1 1/2 pounds peeled rhubarb (I think you could even use 3 pounds with the same amount of liquid) peeled and cut into 1/2 inch pieces (4 cups)
1 750 ml bottle of elderflower syrup, 3 cups (I used one cup as the syrup is expensive and more lychee juice)
the juice strained from 2 or 3 cans of lychees (save the lychees for another use or just eat them)
2 cups sugar (don't cut down on this)

1. Heat the oven to 225 degrees (I turned it up to 250)

2. Combine the rhubarb, elderflower syrup, lychee juice and sugar in a medium oven-safe saucepan and cover with a lid. Poach the rhubarb in the over for 35 minutes until tender.

3. Remove the pan from the oven and let the rhubarb cool almost to room temperature with the lid on.

4. Remove the rhubarb from the poaching syrup with a slotted spoon and serve at once (figure about 1/2 cup per serving, and make sure to use some of the poaching syrup as part of the dish--drizzle it over the shortcakes and rhubarb), or store the rhubarb in the syrup in the refrigerator for up to 1 week.

macerated strawberries

4 cups strawberries, preferably a naturally sweet and not-too-big variety like Tri-Star, hulled
1/4 cup sugar

One to two hours before you serve them them, gently toss the strawberries with the sugar; the sugar will draw out the juices from the strawberries. Serve cold or at room temperature allotting about 1/2 cup per serving . Use the macerating liquid as part of the dish--pour it over the shortcakes and strawberries.

whipped cream

1 1/2 cups heavy cream
1/2 cup sour cream
1/4 cup confectioners sugar
pinch of kosher salt

Combine the heavy cream, sour cream, confectioners sugar and salt in a large bowl and whisk with an electric mixer or by hand until medium peaks form. The whipped cream can be made ahead of time and kept in the refrigerator for up to a few hours. Rewhisk before serving.

Monday, February 7, 2011

And the Winner is..........


Thank you to everyone who posted such wonderful recipes and stories, I can't wait to try them all. I hope that everyone has a sweet Valentine's Day filled with chocolate, white chocolate (Anna, I'm also a fan) and all the lemon bars you desire.

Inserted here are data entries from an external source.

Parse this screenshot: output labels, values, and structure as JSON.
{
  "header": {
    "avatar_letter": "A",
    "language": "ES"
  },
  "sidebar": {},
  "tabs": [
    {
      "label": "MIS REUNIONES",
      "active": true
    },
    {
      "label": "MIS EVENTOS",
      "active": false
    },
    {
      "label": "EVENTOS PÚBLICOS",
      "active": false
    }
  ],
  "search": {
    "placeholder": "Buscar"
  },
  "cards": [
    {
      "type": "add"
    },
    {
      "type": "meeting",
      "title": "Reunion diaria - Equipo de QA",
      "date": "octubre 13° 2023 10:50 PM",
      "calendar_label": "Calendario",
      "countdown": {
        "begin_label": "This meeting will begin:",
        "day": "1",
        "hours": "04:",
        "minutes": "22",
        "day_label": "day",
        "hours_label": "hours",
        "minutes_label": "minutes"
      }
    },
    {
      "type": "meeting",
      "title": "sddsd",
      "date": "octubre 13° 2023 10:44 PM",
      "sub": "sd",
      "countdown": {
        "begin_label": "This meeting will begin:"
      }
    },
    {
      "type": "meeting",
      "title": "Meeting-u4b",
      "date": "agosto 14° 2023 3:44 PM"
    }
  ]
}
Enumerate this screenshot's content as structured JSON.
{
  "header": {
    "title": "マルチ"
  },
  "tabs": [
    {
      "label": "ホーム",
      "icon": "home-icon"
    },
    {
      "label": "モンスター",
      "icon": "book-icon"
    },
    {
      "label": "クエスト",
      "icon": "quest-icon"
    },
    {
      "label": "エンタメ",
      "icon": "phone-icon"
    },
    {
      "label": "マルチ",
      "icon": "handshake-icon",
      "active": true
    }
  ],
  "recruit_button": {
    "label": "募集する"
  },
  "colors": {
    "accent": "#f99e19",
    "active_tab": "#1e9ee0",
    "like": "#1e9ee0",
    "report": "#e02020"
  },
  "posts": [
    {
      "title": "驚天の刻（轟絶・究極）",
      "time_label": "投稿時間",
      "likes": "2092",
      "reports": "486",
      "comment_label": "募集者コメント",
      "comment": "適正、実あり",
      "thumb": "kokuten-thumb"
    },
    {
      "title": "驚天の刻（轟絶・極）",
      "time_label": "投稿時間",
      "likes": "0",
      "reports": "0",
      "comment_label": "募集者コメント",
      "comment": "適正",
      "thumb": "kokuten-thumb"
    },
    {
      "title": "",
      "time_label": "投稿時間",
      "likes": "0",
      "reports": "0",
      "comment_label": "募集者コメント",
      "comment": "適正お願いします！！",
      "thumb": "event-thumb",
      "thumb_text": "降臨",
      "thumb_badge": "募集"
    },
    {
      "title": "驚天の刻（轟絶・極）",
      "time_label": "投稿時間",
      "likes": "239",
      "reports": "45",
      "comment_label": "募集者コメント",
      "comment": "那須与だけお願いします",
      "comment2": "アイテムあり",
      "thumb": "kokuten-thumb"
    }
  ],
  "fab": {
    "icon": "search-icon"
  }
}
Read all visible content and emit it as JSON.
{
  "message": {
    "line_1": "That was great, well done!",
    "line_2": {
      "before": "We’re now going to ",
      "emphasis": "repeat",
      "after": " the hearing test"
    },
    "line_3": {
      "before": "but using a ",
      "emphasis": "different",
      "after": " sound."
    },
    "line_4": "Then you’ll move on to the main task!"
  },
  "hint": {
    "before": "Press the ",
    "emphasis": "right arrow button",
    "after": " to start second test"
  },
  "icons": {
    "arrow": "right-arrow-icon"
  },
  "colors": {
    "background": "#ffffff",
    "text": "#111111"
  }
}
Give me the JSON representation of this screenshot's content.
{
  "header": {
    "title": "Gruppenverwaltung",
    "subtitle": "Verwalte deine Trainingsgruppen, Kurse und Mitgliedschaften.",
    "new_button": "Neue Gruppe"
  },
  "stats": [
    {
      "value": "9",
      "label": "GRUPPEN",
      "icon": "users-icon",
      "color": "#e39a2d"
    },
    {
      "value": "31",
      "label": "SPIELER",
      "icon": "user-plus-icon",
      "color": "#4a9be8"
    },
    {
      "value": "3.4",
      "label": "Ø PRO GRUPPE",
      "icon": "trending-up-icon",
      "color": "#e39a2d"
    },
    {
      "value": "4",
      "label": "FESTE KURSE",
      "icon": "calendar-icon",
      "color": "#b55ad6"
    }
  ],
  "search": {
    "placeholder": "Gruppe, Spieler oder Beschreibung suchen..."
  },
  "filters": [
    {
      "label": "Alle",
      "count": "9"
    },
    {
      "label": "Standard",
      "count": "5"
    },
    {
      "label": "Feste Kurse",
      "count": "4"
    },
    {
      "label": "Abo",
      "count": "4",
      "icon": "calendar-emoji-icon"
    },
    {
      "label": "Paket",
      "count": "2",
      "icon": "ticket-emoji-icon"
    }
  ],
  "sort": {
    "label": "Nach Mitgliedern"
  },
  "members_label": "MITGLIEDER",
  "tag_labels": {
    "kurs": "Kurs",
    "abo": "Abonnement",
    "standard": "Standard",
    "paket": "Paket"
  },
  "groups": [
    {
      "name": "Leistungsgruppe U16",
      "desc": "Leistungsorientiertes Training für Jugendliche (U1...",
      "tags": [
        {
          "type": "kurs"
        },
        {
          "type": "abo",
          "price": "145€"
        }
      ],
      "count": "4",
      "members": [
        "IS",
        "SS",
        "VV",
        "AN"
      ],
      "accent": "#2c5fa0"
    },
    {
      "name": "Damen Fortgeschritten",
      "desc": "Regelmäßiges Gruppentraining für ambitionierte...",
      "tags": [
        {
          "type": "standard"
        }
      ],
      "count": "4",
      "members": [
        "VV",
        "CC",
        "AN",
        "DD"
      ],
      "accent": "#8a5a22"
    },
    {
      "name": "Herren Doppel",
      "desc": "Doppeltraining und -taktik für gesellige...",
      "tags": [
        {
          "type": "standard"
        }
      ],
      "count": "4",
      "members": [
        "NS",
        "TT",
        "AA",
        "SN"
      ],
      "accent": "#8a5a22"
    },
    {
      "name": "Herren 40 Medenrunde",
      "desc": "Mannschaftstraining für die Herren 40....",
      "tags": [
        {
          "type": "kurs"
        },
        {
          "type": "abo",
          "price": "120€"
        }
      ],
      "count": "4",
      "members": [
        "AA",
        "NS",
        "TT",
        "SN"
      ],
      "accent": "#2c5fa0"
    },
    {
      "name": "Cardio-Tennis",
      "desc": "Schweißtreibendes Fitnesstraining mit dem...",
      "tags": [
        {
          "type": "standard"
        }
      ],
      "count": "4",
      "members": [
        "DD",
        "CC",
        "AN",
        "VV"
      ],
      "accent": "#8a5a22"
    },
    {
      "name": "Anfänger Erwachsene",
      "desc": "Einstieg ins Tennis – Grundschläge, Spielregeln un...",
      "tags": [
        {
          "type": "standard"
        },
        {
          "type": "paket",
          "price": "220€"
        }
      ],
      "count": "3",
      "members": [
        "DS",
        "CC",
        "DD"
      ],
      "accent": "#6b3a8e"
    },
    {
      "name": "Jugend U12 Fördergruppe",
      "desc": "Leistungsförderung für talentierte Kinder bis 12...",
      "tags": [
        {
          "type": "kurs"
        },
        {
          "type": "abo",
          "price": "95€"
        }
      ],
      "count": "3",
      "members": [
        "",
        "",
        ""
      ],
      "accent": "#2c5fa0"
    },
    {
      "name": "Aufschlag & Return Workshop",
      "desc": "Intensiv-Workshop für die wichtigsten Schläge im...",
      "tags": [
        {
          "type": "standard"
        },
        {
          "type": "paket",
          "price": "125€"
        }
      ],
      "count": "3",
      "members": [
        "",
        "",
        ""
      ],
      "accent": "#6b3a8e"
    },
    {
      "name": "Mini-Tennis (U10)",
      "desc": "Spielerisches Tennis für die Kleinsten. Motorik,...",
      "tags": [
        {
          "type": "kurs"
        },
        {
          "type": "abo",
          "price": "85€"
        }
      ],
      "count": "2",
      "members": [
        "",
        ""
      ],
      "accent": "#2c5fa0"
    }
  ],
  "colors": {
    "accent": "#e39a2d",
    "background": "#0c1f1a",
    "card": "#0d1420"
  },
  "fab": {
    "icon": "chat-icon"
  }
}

Sharon, will you email me your address to and I'll send you something sweet!